__Material supplied__.
+ + + +
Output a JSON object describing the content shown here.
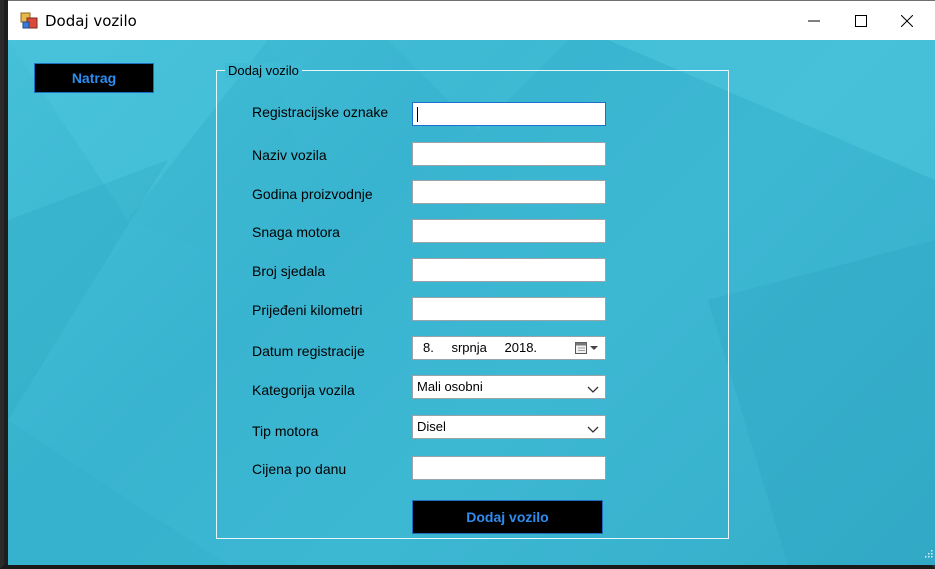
{
  "window": {
    "title": "Dodaj vozilo"
  },
  "toolbar": {
    "back_label": "Natrag"
  },
  "form": {
    "group_title": "Dodaj vozilo",
    "fields": [
      {
        "label": "Registracijske oznake",
        "value": ""
      },
      {
        "label": "Naziv vozila",
        "value": ""
      },
      {
        "label": "Godina proizvodnje",
        "value": ""
      },
      {
        "label": "Snaga motora",
        "value": ""
      },
      {
        "label": "Broj sjedala",
        "value": ""
      },
      {
        "label": "Prijeđeni kilometri",
        "value": ""
      },
      {
        "label": "Datum registracije",
        "day": "8.",
        "month": "srpnja",
        "year": "2018."
      },
      {
        "label": "Kategorija vozila",
        "value": "Mali osobni"
      },
      {
        "label": "Tip motora",
        "value": "Disel"
      },
      {
        "label": "Cijena po danu",
        "value": ""
      }
    ],
    "submit_label": "Dodaj vozilo"
  },
  "colors": {
    "background": "#3cb8d3",
    "button_bg": "#000000",
    "button_text": "#2d8cf0"
  },
  "icons": [
    "app-icon",
    "minimize-icon",
    "maximize-icon",
    "close-icon",
    "calendar-icon",
    "chevron-down-icon",
    "resize-grip-icon"
  ]
}
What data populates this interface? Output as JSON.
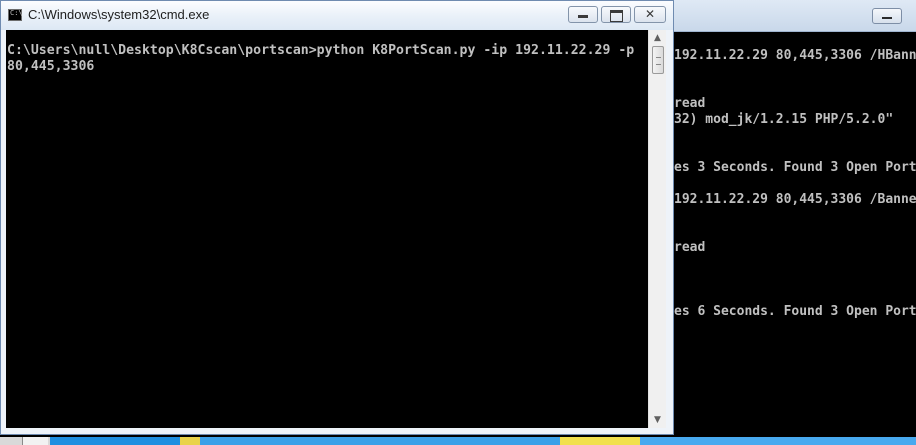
{
  "background_window": {
    "console_lines": [
      {
        "text": "192.11.22.29 80,445,3306 /HBanne",
        "row": 0
      },
      {
        "text": "read",
        "row": 3
      },
      {
        "text": "32) mod_jk/1.2.15 PHP/5.2.0\"",
        "row": 4
      },
      {
        "text": "es 3 Seconds. Found 3 Open Port",
        "row": 7
      },
      {
        "text": "192.11.22.29 80,445,3306 /Banne",
        "row": 9
      },
      {
        "text": "read",
        "row": 12
      },
      {
        "text": "es 6 Seconds. Found 3 Open Port",
        "row": 16
      }
    ]
  },
  "window": {
    "title": "C:\\Windows\\system32\\cmd.exe",
    "icon": "cmd-icon",
    "buttons": {
      "minimize": "minimize-icon",
      "maximize": "maximize-icon",
      "close_glyph": "✕"
    },
    "console_text": "C:\\Users\\null\\Desktop\\K8Cscan\\portscan>python K8PortScan.py -ip 192.11.22.29 -p\n80,445,3306",
    "scrollbar": {
      "up_glyph": "▲",
      "down_glyph": "▼"
    }
  }
}
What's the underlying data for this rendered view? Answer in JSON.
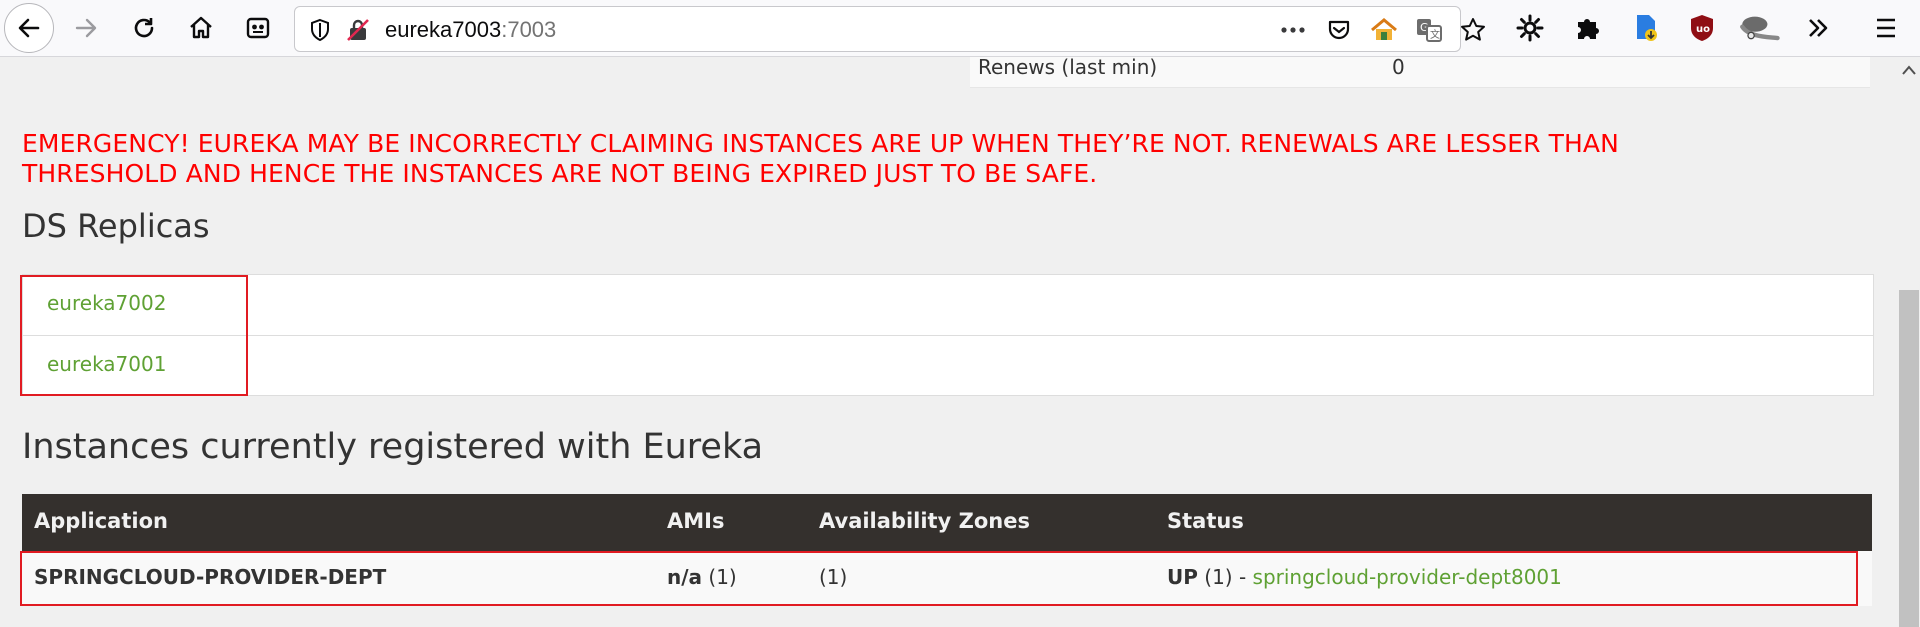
{
  "browser": {
    "url_host": "eureka7003",
    "url_port": ":7003",
    "icons": [
      "back-arrow-icon",
      "forward-arrow-icon",
      "reload-icon",
      "home-icon",
      "reader-view-icon",
      "shield-icon",
      "insecure-lock-icon",
      "more-dots-icon",
      "pocket-icon",
      "home-extension-icon",
      "translate-icon",
      "bookmark-star-icon",
      "settings-gear-icon",
      "extensions-puzzle-icon",
      "download-doc-icon",
      "ublock-icon",
      "overflow-chevron-icon",
      "menu-hamburger-icon"
    ]
  },
  "general": {
    "renews_label": "Renews (last min)",
    "renews_value": "0"
  },
  "emergency": {
    "line1": "EMERGENCY! EUREKA MAY BE INCORRECTLY CLAIMING INSTANCES ARE UP WHEN THEY’RE NOT. RENEWALS ARE LESSER THAN",
    "line2": "THRESHOLD AND HENCE THE INSTANCES ARE NOT BEING EXPIRED JUST TO BE SAFE.",
    "color": "#ff0000"
  },
  "replicas": {
    "title": "DS Replicas",
    "items": [
      "eureka7002",
      "eureka7001"
    ]
  },
  "instances": {
    "title": "Instances currently registered with Eureka",
    "headers": [
      "Application",
      "AMIs",
      "Availability Zones",
      "Status"
    ],
    "rows": [
      {
        "application": "SPRINGCLOUD-PROVIDER-DEPT",
        "amis_bold": "n/a",
        "amis_count": " (1)",
        "zones": "(1)",
        "status_bold": "UP",
        "status_count": " (1) - ",
        "status_link": "springcloud-provider-dept8001"
      }
    ]
  },
  "colors": {
    "link": "#5fa134",
    "table_header_bg": "#34302d",
    "highlight_box": "#e11b22"
  }
}
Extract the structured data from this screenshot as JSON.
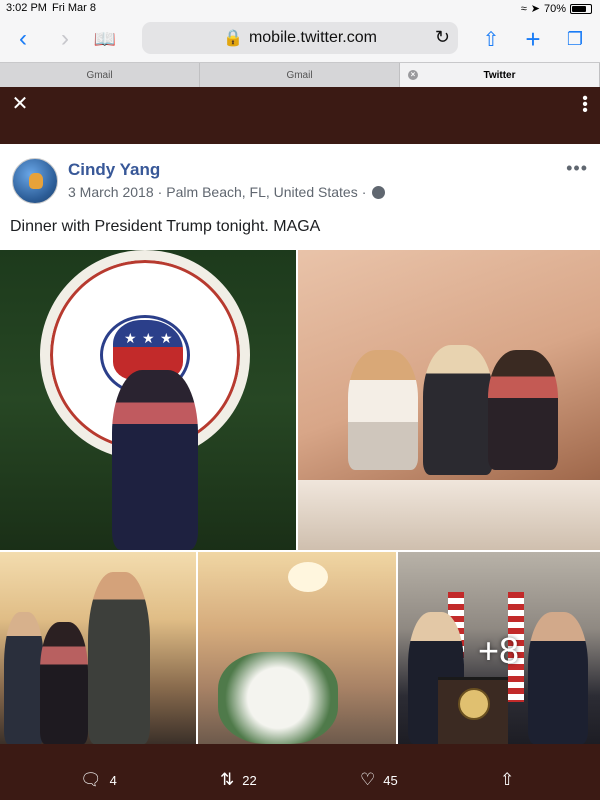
{
  "status_bar": {
    "time": "3:02 PM",
    "date": "Fri Mar 8",
    "battery": "70%",
    "battery_level": 0.7
  },
  "browser": {
    "url": "mobile.twitter.com",
    "tabs": [
      {
        "label": "Gmail",
        "active": false
      },
      {
        "label": "Gmail",
        "active": false
      },
      {
        "label": "Twitter",
        "active": true
      }
    ]
  },
  "post": {
    "author": "Cindy Yang",
    "date": "3 March 2018",
    "separator": "·",
    "location": "Palm Beach, FL, United States",
    "text": "Dinner with President Trump tonight. MAGA",
    "more_photos": "+8"
  },
  "actions": {
    "replies": "4",
    "retweets": "22",
    "likes": "45"
  },
  "colors": {
    "background": "#3b1a14",
    "link_blue": "#385898",
    "safari_blue": "#1a7cf6"
  }
}
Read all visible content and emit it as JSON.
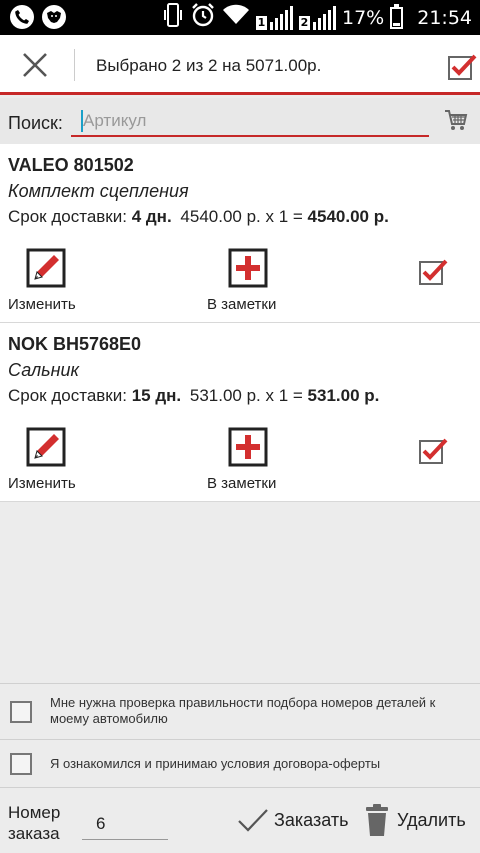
{
  "status_bar": {
    "sim1": "1",
    "sim2": "2",
    "battery": "17%",
    "time": "21:54",
    "icons": [
      "phone-icon",
      "lion-app-icon",
      "vibrate-icon",
      "alarm-icon",
      "wifi-icon",
      "signal-icon",
      "battery-icon"
    ]
  },
  "action_bar": {
    "title": "Выбрано 2 из 2 на 5071.00р.",
    "close_icon": "close-icon",
    "select_all_checked": true
  },
  "search": {
    "label": "Поиск:",
    "placeholder": "Артикул",
    "value": ""
  },
  "items": [
    {
      "title": "VALEO  801502",
      "description": "Комплект сцепления",
      "delivery_label": "Срок доставки:",
      "delivery_days": "4 дн.",
      "price_calc": "4540.00 р. х 1 =",
      "total": "4540.00 р.",
      "edit_label": "Изменить",
      "note_label": "В заметки",
      "checked": true
    },
    {
      "title": "NOK  BH5768E0",
      "description": "Сальник",
      "delivery_label": "Срок доставки:",
      "delivery_days": "15 дн.",
      "price_calc": "531.00 р. х 1 =",
      "total": "531.00 р.",
      "edit_label": "Изменить",
      "note_label": "В заметки",
      "checked": true
    }
  ],
  "agreements": [
    {
      "text": "Мне нужна проверка правильности подбора номеров деталей к моему автомобилю",
      "checked": false
    },
    {
      "text": "Я ознакомился и принимаю условия договора-оферты",
      "checked": false
    }
  ],
  "footer": {
    "order_label": "Номер заказа",
    "order_value": "6",
    "order_button": "Заказать",
    "delete_button": "Удалить"
  },
  "colors": {
    "accent": "#c62828",
    "background": "#ececec",
    "caret": "#1aa0c8"
  }
}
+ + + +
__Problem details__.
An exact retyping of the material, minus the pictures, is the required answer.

__Answer below__.
Output a JSON object describing the content shown here.
{
  "window": {
    "title": "Dodaj vozilo"
  },
  "toolbar": {
    "back_label": "Natrag"
  },
  "form": {
    "group_title": "Dodaj vozilo",
    "fields": [
      {
        "label": "Registracijske oznake",
        "value": ""
      },
      {
        "label": "Naziv vozila",
        "value": ""
      },
      {
        "label": "Godina proizvodnje",
        "value": ""
      },
      {
        "label": "Snaga motora",
        "value": ""
      },
      {
        "label": "Broj sjedala",
        "value": ""
      },
      {
        "label": "Prijeđeni kilometri",
        "value": ""
      },
      {
        "label": "Datum registracije",
        "day": "8.",
        "month": "srpnja",
        "year": "2018."
      },
      {
        "label": "Kategorija vozila",
        "value": "Mali osobni"
      },
      {
        "label": "Tip motora",
        "value": "Disel"
      },
      {
        "label": "Cijena po danu",
        "value": ""
      }
    ],
    "submit_label": "Dodaj vozilo"
  },
  "colors": {
    "background": "#3cb8d3",
    "button_bg": "#000000",
    "button_text": "#2d8cf0"
  },
  "icons": [
    "app-icon",
    "minimize-icon",
    "maximize-icon",
    "close-icon",
    "calendar-icon",
    "chevron-down-icon",
    "resize-grip-icon"
  ]
}
What data populates this interface? Output as JSON.
{
  "background_window": {
    "console_lines": [
      {
        "text": "192.11.22.29 80,445,3306 /HBanne",
        "row": 0
      },
      {
        "text": "read",
        "row": 3
      },
      {
        "text": "32) mod_jk/1.2.15 PHP/5.2.0\"",
        "row": 4
      },
      {
        "text": "es 3 Seconds. Found 3 Open Port",
        "row": 7
      },
      {
        "text": "192.11.22.29 80,445,3306 /Banne",
        "row": 9
      },
      {
        "text": "read",
        "row": 12
      },
      {
        "text": "es 6 Seconds. Found 3 Open Port",
        "row": 16
      }
    ]
  },
  "window": {
    "title": "C:\\Windows\\system32\\cmd.exe",
    "icon": "cmd-icon",
    "buttons": {
      "minimize": "minimize-icon",
      "maximize": "maximize-icon",
      "close_glyph": "✕"
    },
    "console_text": "C:\\Users\\null\\Desktop\\K8Cscan\\portscan>python K8PortScan.py -ip 192.11.22.29 -p\n80,445,3306",
    "scrollbar": {
      "up_glyph": "▲",
      "down_glyph": "▼"
    }
  }
}
What's the underlying data for this rendered view? Answer in JSON.
{
  "browser": {
    "url_host": "eureka7003",
    "url_port": ":7003",
    "icons": [
      "back-arrow-icon",
      "forward-arrow-icon",
      "reload-icon",
      "home-icon",
      "reader-view-icon",
      "shield-icon",
      "insecure-lock-icon",
      "more-dots-icon",
      "pocket-icon",
      "home-extension-icon",
      "translate-icon",
      "bookmark-star-icon",
      "settings-gear-icon",
      "extensions-puzzle-icon",
      "download-doc-icon",
      "ublock-icon",
      "overflow-chevron-icon",
      "menu-hamburger-icon"
    ]
  },
  "general": {
    "renews_label": "Renews (last min)",
    "renews_value": "0"
  },
  "emergency": {
    "line1": "EMERGENCY! EUREKA MAY BE INCORRECTLY CLAIMING INSTANCES ARE UP WHEN THEY’RE NOT. RENEWALS ARE LESSER THAN",
    "line2": "THRESHOLD AND HENCE THE INSTANCES ARE NOT BEING EXPIRED JUST TO BE SAFE.",
    "color": "#ff0000"
  },
  "replicas": {
    "title": "DS Replicas",
    "items": [
      "eureka7002",
      "eureka7001"
    ]
  },
  "instances": {
    "title": "Instances currently registered with Eureka",
    "headers": [
      "Application",
      "AMIs",
      "Availability Zones",
      "Status"
    ],
    "rows": [
      {
        "application": "SPRINGCLOUD-PROVIDER-DEPT",
        "amis_bold": "n/a",
        "amis_count": " (1)",
        "zones": "(1)",
        "status_bold": "UP",
        "status_count": " (1) - ",
        "status_link": "springcloud-provider-dept8001"
      }
    ]
  },
  "colors": {
    "link": "#5fa134",
    "table_header_bg": "#34302d",
    "highlight_box": "#e11b22"
  }
}
Extract the structured data from this screenshot as JSON.
{
  "status_bar": {
    "time": "3:02 PM",
    "date": "Fri Mar 8",
    "battery": "70%",
    "battery_level": 0.7
  },
  "browser": {
    "url": "mobile.twitter.com",
    "tabs": [
      {
        "label": "Gmail",
        "active": false
      },
      {
        "label": "Gmail",
        "active": false
      },
      {
        "label": "Twitter",
        "active": true
      }
    ]
  },
  "post": {
    "author": "Cindy Yang",
    "date": "3 March 2018",
    "separator": "·",
    "location": "Palm Beach, FL, United States",
    "text": "Dinner with President Trump tonight. MAGA",
    "more_photos": "+8"
  },
  "actions": {
    "replies": "4",
    "retweets": "22",
    "likes": "45"
  },
  "colors": {
    "background": "#3b1a14",
    "link_blue": "#385898",
    "safari_blue": "#1a7cf6"
  }
}
Read all visible content and emit it as JSON.
{
  "status_bar": {
    "sim1": "1",
    "sim2": "2",
    "battery": "17%",
    "time": "21:54",
    "icons": [
      "phone-icon",
      "lion-app-icon",
      "vibrate-icon",
      "alarm-icon",
      "wifi-icon",
      "signal-icon",
      "battery-icon"
    ]
  },
  "action_bar": {
    "title": "Выбрано 2 из 2 на 5071.00р.",
    "close_icon": "close-icon",
    "select_all_checked": true
  },
  "search": {
    "label": "Поиск:",
    "placeholder": "Артикул",
    "value": ""
  },
  "items": [
    {
      "title": "VALEO  801502",
      "description": "Комплект сцепления",
      "delivery_label": "Срок доставки:",
      "delivery_days": "4 дн.",
      "price_calc": "4540.00 р. х 1 =",
      "total": "4540.00 р.",
      "edit_label": "Изменить",
      "note_label": "В заметки",
      "checked": true
    },
    {
      "title": "NOK  BH5768E0",
      "description": "Сальник",
      "delivery_label": "Срок доставки:",
      "delivery_days": "15 дн.",
      "price_calc": "531.00 р. х 1 =",
      "total": "531.00 р.",
      "edit_label": "Изменить",
      "note_label": "В заметки",
      "checked": true
    }
  ],
  "agreements": [
    {
      "text": "Мне нужна проверка правильности подбора номеров деталей к моему автомобилю",
      "checked": false
    },
    {
      "text": "Я ознакомился и принимаю условия договора-оферты",
      "checked": false
    }
  ],
  "footer": {
    "order_label": "Номер заказа",
    "order_value": "6",
    "order_button": "Заказать",
    "delete_button": "Удалить"
  },
  "colors": {
    "accent": "#c62828",
    "background": "#ececec",
    "caret": "#1aa0c8"
  }
}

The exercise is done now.